“The greatest challenge facing Bible believing American Christians is not persecution from the world but seduction by the world.” ~ C. J. Mahaney
This morning I listened to a sermon by Pastor David Platt. I have read David Platt’s books, Radical and Follow Me. I also saw him speak at Moody Bible Institute’s Founders Week last year. He has a preaching style that is captivating and straight forward. The message this morning I found on You Tube was titled, “The Danger of Worldly Desires.” He opened his message with the quote above. I thought about that quote. I pondered the depth of truth in it. I weighed the statistics shared in his message. Statistics that most Christians have probably heard, but most have probably brushed off with an attitude of non-application. “I don’t love the world! I go to church every Sunday. I teach Sunday School. I give money when the offering plate comes around. I sing with the worship songs. ” I’m sure others could add to this list of actions they believe make them stand out from the world. Yet, do these same people really GET what it means to not love the world? I thought I did. Then, I experienced a paradigm shift about the middle of the message. “How many people sitting in this congregation have ever given serious thought to moving their family to the middle east in order to spread the gospel?” That was the question David Platt posed to his congregation of thousands. Now, I admit to being a bit taken aback by that question. Why would I consider that? What if God called me to do that?
I began thinking about the dreams I have. Some of these dreams I have held in my heart for many years; some were born more recently. Whenever I think of my dreams I think of the song from the old time Christmas special, “Rudolph the Red Nosed Reindeer”:
“There’s always tomorrow for dreams to come true, believe in your dreams come what may.”
Hmmm. Do the dreams that I think about–the plans I envision for myself, my kids– do they line up with what God’s Word says I should be striving for?
When I really be honest with the answer to that question, I would have to admit to answering it with a no. My dreams involve hoping for things in this world. I have dreams that I am realizing will most likely never come true for me. I can kind of handle that. I am not as young as I was when these dreams were born in my heart. The dreams I have for my kids, though, I am reluctant to let go. I go to God often and ask Him to grant fruition to these dreams in the lives of my kids. What parent doesn’t have dreams for their child? That isn’t wrong, right? No, I actually don’t think having dreams for my kids is wrong.
What is wrong, though, is holding onto those dreams so tightly that I am dissatisfied with any direction they go that may lead away from the fulfillment of the dreams I have for them. What makes that wrong is I am not leaving room for the fact that perhaps God’s plans for them do not match my dreams for them.
Wait. Seriously? Can’t God see that I am their mom and I, of all people, know what is best for them? I spent years with these kids, pouring myself into them. I am the expert in matters of their future.

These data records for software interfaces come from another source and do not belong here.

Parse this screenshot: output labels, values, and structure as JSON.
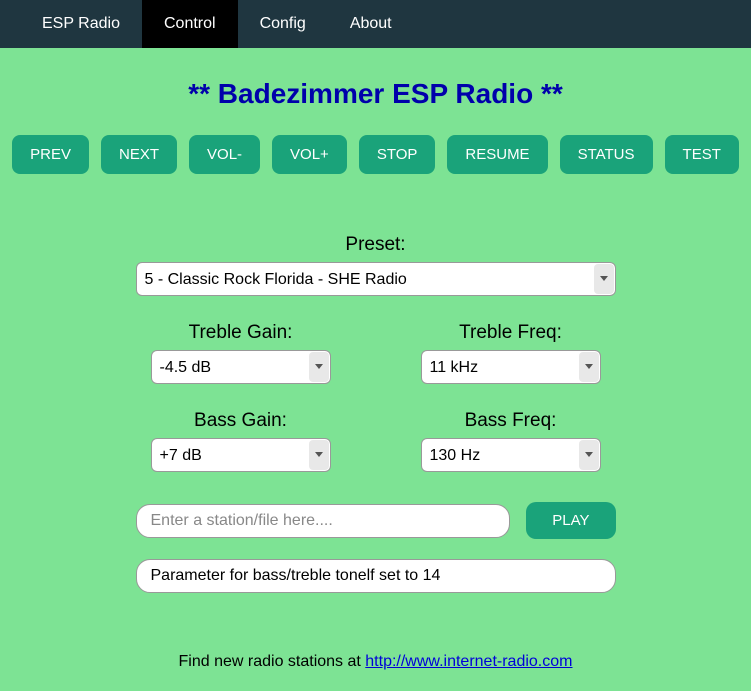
{
  "nav": {
    "items": [
      {
        "label": "ESP Radio"
      },
      {
        "label": "Control"
      },
      {
        "label": "Config"
      },
      {
        "label": "About"
      }
    ]
  },
  "title": "** Badezimmer ESP Radio **",
  "buttons": {
    "prev": "PREV",
    "next": "NEXT",
    "voldown": "VOL-",
    "volup": "VOL+",
    "stop": "STOP",
    "resume": "RESUME",
    "status": "STATUS",
    "test": "TEST",
    "play": "PLAY"
  },
  "preset": {
    "label": "Preset:",
    "value": "5 - Classic Rock Florida - SHE Radio"
  },
  "treble_gain": {
    "label": "Treble Gain:",
    "value": "-4.5 dB"
  },
  "treble_freq": {
    "label": "Treble Freq:",
    "value": "11 kHz"
  },
  "bass_gain": {
    "label": "Bass Gain:",
    "value": "+7 dB"
  },
  "bass_freq": {
    "label": "Bass Freq:",
    "value": "130 Hz"
  },
  "station_input": {
    "placeholder": "Enter a station/file here....",
    "value": ""
  },
  "status_text": "Parameter for bass/treble tonelf set to 14",
  "footer": {
    "prefix": "Find new radio stations at ",
    "link_text": "http://www.internet-radio.com",
    "link_href": "http://www.internet-radio.com"
  }
}
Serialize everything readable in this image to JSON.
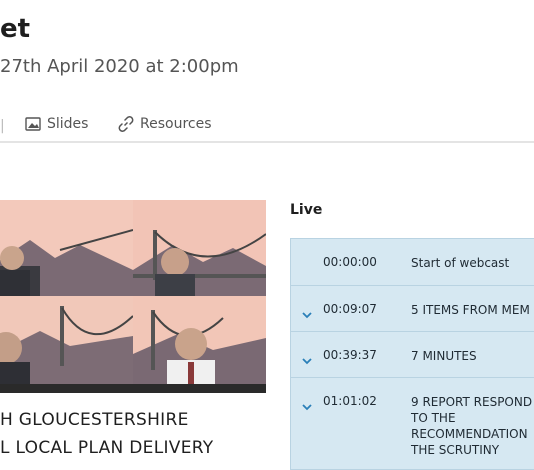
{
  "header": {
    "title": "et",
    "subtitle": "27th April 2020 at 2:00pm"
  },
  "tabs": [
    {
      "label": "Slides",
      "icon": "slides-icon"
    },
    {
      "label": "Resources",
      "icon": "link-icon"
    }
  ],
  "live": {
    "label": "Live"
  },
  "chapters": [
    {
      "time": "00:00:00",
      "title": "Start of webcast",
      "expandable": false
    },
    {
      "time": "00:09:07",
      "title": "5 ITEMS FROM MEM",
      "expandable": true
    },
    {
      "time": "00:39:37",
      "title": "7 MINUTES",
      "expandable": true
    },
    {
      "time": "01:01:02",
      "title": "9 REPORT RESPOND\nTO THE\nRECOMMENDATION\nTHE SCRUTINY",
      "expandable": true
    }
  ],
  "session": {
    "title_line1": "H GLOUCESTERSHIRE",
    "title_line2": "L LOCAL PLAN DELIVERY"
  },
  "colors": {
    "chapter_bg": "#d6e8f2",
    "chevron": "#2a7fb8",
    "bridge_sky": "#f2c4b6"
  }
}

Except really, I’m not. I know what I would like to see happen in their lives. Of course I want them to grow closer to God every day. Of course I want them to be good citizens, working a job, providing for their families–I want them to have families to provide for. I want…

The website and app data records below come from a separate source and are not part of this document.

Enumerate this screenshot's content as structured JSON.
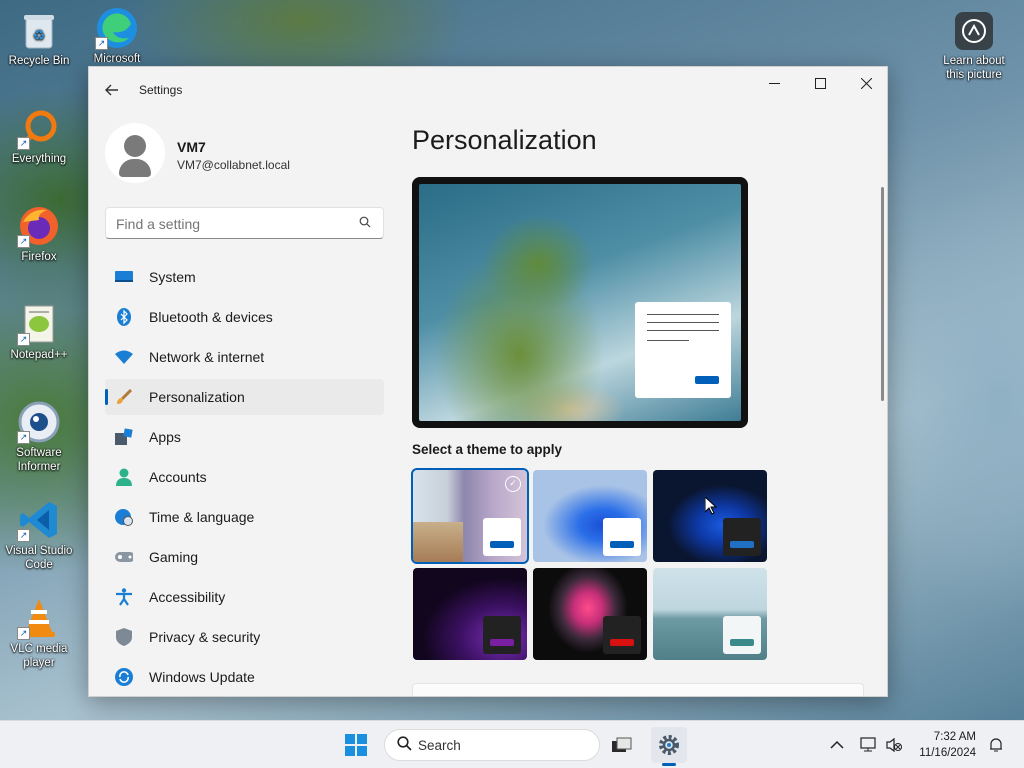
{
  "desktop": {
    "icons": [
      {
        "label": "Recycle Bin"
      },
      {
        "label": "Microsoft Edge"
      },
      {
        "label": "Everything"
      },
      {
        "label": "Firefox"
      },
      {
        "label": "Notepad++"
      },
      {
        "label": "Software Informer"
      },
      {
        "label": "Visual Studio Code"
      },
      {
        "label": "VLC media player"
      }
    ],
    "learn_about": "Learn about this picture"
  },
  "window": {
    "title": "Settings",
    "controls": {
      "minimize": "—",
      "maximize": "☐",
      "close": "✕"
    }
  },
  "user": {
    "name": "VM7",
    "email": "VM7@collabnet.local"
  },
  "search": {
    "placeholder": "Find a setting"
  },
  "sidebar": {
    "items": [
      {
        "label": "System",
        "icon": "system-icon",
        "active": false
      },
      {
        "label": "Bluetooth & devices",
        "icon": "bluetooth-icon",
        "active": false
      },
      {
        "label": "Network & internet",
        "icon": "wifi-icon",
        "active": false
      },
      {
        "label": "Personalization",
        "icon": "brush-icon",
        "active": true
      },
      {
        "label": "Apps",
        "icon": "apps-icon",
        "active": false
      },
      {
        "label": "Accounts",
        "icon": "accounts-icon",
        "active": false
      },
      {
        "label": "Time & language",
        "icon": "globe-clock-icon",
        "active": false
      },
      {
        "label": "Gaming",
        "icon": "gamepad-icon",
        "active": false
      },
      {
        "label": "Accessibility",
        "icon": "accessibility-icon",
        "active": false
      },
      {
        "label": "Privacy & security",
        "icon": "shield-icon",
        "active": false
      },
      {
        "label": "Windows Update",
        "icon": "update-icon",
        "active": false
      }
    ]
  },
  "main": {
    "title": "Personalization",
    "theme_section_label": "Select a theme to apply",
    "themes": [
      {
        "name": "theme-1",
        "selected": true,
        "accent": "#005fb8"
      },
      {
        "name": "theme-2",
        "selected": false,
        "accent": "#005fb8"
      },
      {
        "name": "theme-3",
        "selected": false,
        "accent": "#1f6fc4"
      },
      {
        "name": "theme-4",
        "selected": false,
        "accent": "#7a1fa2"
      },
      {
        "name": "theme-5",
        "selected": false,
        "accent": "#d81010"
      },
      {
        "name": "theme-6",
        "selected": false,
        "accent": "#3a8a8c"
      }
    ]
  },
  "taskbar": {
    "search_label": "Search",
    "time": "7:32 AM",
    "date": "11/16/2024"
  },
  "colors": {
    "accent": "#005fb8",
    "window_bg": "#f3f3f3",
    "taskbar_bg": "#eef0f4"
  }
}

You get the idea. There’s a lot of I’s in those sentences.
The reality is, though, that I have no control in any of these things. God is in complete control and maybe my dreams for them are more worldly than I want to admit.
I haven’t learned to hold these things loosely yet. I’m not sure I will ever really learn that lesson–no more than I will ever really want to accept the loss of many of my own dreams.
I guess that’s why Paul said, “He who began a good work in you will be faithful to complete it.” God isn’t done with me–obviously. I am more worldly than I care to admit. I have so much to learn still.
I am so thankful that God is patient with this slow learner.